In 1992, the American College of Sports Medicine (ACSM) encouraged and supported scientific inquiry into and public awareness of a condition that became known as the Female Athlete Triad.1 The hallmark components of the triad include eating disorders, functional hypothalamic amenorrhea and osteoporosis. A person diagnosed with the triad may present with one, two or three component conditions. In high school athletes, the prevalence can be as high as 60% for a single diagnosis, 27% for two, and 16% for all three elements.2
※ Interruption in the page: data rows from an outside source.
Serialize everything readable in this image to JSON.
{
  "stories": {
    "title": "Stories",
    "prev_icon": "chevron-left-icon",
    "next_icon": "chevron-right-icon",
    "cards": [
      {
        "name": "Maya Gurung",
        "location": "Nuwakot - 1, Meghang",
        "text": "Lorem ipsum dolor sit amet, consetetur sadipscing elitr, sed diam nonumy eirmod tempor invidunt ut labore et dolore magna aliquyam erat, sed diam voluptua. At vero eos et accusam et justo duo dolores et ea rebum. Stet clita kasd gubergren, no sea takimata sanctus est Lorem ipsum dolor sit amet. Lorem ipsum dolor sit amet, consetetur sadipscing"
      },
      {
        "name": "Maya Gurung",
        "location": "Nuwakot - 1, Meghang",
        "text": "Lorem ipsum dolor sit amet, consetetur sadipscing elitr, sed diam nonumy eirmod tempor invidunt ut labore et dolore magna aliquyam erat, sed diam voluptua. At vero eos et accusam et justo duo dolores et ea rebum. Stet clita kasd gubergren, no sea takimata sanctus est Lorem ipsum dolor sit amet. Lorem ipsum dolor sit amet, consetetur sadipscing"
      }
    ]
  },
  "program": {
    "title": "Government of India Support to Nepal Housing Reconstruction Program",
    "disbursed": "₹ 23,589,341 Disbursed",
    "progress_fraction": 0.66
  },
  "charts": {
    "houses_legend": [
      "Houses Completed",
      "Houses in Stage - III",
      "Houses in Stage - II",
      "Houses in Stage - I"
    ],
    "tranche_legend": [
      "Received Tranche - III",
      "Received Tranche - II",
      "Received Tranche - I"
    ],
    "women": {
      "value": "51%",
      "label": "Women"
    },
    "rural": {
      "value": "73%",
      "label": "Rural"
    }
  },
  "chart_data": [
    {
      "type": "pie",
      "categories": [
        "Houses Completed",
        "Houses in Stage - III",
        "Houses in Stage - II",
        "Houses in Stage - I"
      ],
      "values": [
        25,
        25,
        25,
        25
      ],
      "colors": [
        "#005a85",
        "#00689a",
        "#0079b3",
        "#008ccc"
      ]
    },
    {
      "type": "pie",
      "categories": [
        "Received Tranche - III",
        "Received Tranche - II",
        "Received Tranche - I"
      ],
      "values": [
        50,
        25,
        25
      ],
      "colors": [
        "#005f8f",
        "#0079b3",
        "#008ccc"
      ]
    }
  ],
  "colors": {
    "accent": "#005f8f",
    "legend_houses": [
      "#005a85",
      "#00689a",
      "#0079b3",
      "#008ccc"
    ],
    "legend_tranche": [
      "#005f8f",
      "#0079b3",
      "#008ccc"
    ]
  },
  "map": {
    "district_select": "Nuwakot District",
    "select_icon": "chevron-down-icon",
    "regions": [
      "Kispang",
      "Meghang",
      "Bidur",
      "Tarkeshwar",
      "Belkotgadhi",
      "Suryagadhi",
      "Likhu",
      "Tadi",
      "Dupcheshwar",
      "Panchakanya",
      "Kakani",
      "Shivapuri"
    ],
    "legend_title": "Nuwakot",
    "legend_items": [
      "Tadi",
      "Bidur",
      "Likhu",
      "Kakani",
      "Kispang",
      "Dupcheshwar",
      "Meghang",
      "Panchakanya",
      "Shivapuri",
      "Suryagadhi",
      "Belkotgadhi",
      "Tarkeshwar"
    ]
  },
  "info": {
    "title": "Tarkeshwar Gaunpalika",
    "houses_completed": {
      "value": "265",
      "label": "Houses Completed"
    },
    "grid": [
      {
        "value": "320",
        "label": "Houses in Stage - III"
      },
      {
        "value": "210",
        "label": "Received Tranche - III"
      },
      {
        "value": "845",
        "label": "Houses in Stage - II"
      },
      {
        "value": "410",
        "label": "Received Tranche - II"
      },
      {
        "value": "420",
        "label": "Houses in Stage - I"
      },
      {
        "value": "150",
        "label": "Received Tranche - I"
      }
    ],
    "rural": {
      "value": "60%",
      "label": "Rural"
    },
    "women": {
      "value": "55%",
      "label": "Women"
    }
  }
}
*Member-Exclusive Content* The American Chiropractic Association’s Council on Chiropractic Pediatrics (ACA-CCP) is excited to announce a research competition open to all doctors of chiropractic and chiropractic students. ACA and SACA members are invited to write a narrative literature review on a topic of their choice related to pediatric chiropractic care. Doctors and students are encouraged to work together in teams and must submit their topic and team members by Monday, May 22, 2017.
To read more, sign into MyACA.
Metabolic syndrome is a collection of risk factors that increase a person’s chances of developing heart disease, stroke and diabetes. The condition is also known as Syndrome X, insulin resistance syndrome, hypertriglyceridemic waist, and obesity syndrome (also sometimes known as dysmetabolic syndrome). All of these describe the same condition in different ways and lead to the same result.
Chiropractors are part of the solution to opioid addiction, high costs of spinal pain treatment and health care collaboration.
The chiropractic profession must take bold, innovative steps forward and collaborate with other professions to make an impact on some of the major challenges and trends in health care, according to speakers featured at the opening session of DC2017 in Washington, D.C., last week. The lineup of thought leaders from both inside and outside the profession challenged chiropractors to examine what they could do as a profession and individually to meet the needs of a society struggling with spinal pain, painkiller addiction and runaway health care costs.
When a patient’s symptoms overwhelm me, I have a system that I developed and that I can count on. I use the acronym POLITE as a reminder of the things I may need to discuss, check or perform with my patient.